- Opening Delimiter -

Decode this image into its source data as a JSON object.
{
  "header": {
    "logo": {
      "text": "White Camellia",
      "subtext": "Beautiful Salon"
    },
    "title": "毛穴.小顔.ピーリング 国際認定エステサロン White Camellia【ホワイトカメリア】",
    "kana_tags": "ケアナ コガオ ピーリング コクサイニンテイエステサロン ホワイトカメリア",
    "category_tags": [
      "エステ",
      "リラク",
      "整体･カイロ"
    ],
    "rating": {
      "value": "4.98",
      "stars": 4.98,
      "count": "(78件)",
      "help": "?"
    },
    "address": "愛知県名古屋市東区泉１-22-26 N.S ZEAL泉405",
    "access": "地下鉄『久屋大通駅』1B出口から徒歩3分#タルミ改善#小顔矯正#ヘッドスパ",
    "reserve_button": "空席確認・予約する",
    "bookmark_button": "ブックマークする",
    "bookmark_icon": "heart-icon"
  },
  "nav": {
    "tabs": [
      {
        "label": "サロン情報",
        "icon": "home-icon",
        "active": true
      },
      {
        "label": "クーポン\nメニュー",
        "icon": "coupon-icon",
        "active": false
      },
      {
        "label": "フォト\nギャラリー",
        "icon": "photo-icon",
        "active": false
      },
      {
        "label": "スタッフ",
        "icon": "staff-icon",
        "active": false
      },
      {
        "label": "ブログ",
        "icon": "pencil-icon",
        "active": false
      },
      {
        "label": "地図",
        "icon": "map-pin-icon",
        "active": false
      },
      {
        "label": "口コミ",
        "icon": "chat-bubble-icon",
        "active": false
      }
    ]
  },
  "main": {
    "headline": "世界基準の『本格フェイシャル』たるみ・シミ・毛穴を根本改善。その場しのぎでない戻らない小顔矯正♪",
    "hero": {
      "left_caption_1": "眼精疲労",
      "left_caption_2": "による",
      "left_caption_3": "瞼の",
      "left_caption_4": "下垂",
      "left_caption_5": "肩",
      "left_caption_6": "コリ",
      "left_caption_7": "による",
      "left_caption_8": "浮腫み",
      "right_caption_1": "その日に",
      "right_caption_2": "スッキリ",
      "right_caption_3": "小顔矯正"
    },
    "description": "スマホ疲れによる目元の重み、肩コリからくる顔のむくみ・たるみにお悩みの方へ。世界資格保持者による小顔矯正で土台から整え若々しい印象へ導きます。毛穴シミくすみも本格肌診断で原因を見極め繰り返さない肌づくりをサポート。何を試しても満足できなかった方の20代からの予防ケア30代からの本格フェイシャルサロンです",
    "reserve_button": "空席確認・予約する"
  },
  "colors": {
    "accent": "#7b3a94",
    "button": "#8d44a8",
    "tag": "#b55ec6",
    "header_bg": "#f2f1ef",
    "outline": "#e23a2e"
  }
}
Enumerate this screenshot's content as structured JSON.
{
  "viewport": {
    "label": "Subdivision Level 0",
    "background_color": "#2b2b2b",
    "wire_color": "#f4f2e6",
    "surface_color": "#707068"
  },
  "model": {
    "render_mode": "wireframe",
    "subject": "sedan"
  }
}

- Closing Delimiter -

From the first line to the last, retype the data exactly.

Decode this image into its source data as a JSON object.
{
  "header": {
    "logo": {
      "text": "White Camellia",
      "subtext": "Beautiful Salon"
    },
    "title": "毛穴.小顔.ピーリング 国際認定エステサロン White Camellia【ホワイトカメリア】",
    "kana_tags": "ケアナ コガオ ピーリング コクサイニンテイエステサロン ホワイトカメリア",
    "category_tags": [
      "エステ",
      "リラク",
      "整体･カイロ"
    ],
    "rating": {
      "value": "4.98",
      "stars": 4.98,
      "count": "(78件)",
      "help": "?"
    },
    "address": "愛知県名古屋市東区泉１-22-26 N.S ZEAL泉405",
    "access": "地下鉄『久屋大通駅』1B出口から徒歩3分#タルミ改善#小顔矯正#ヘッドスパ",
    "reserve_button": "空席確認・予約する",
    "bookmark_button": "ブックマークする",
    "bookmark_icon": "heart-icon"
  },
  "nav": {
    "tabs": [
      {
        "label": "サロン情報",
        "icon": "home-icon",
        "active": true
      },
      {
        "label": "クーポン\nメニュー",
        "icon": "coupon-icon",
        "active": false
      },
      {
        "label": "フォト\nギャラリー",
        "icon": "photo-icon",
        "active": false
      },
      {
        "label": "スタッフ",
        "icon": "staff-icon",
        "active": false
      },
      {
        "label": "ブログ",
        "icon": "pencil-icon",
        "active": false
      },
      {
        "label": "地図",
        "icon": "map-pin-icon",
        "active": false
      },
      {
        "label": "口コミ",
        "icon": "chat-bubble-icon",
        "active": false
      }
    ]
  },
  "main": {
    "headline": "世界基準の『本格フェイシャル』たるみ・シミ・毛穴を根本改善。その場しのぎでない戻らない小顔矯正♪",
    "hero": {
      "left_caption_1": "眼精疲労",
      "left_caption_2": "による",
      "left_caption_3": "瞼の",
      "left_caption_4": "下垂",
      "left_caption_5": "肩",
      "left_caption_6": "コリ",
      "left_caption_7": "による",
      "left_caption_8": "浮腫み",
      "right_caption_1": "その日に",
      "right_caption_2": "スッキリ",
      "right_caption_3": "小顔矯正"
    },
    "description": "スマホ疲れによる目元の重み、肩コリからくる顔のむくみ・たるみにお悩みの方へ。世界資格保持者による小顔矯正で土台から整え若々しい印象へ導きます。毛穴シミくすみも本格肌診断で原因を見極め繰り返さない肌づくりをサポート。何を試しても満足できなかった方の20代からの予防ケア30代からの本格フェイシャルサロンです",
    "reserve_button": "空席確認・予約する"
  },
  "colors": {
    "accent": "#7b3a94",
    "button": "#8d44a8",
    "tag": "#b55ec6",
    "header_bg": "#f2f1ef",
    "outline": "#e23a2e"
  }
}
Enumerate this screenshot's content as structured JSON.
{
  "viewport": {
    "label": "Subdivision Level 0",
    "background_color": "#2b2b2b",
    "wire_color": "#f4f2e6",
    "surface_color": "#707068"
  },
  "model": {
    "render_mode": "wireframe",
    "subject": "sedan"
  }
}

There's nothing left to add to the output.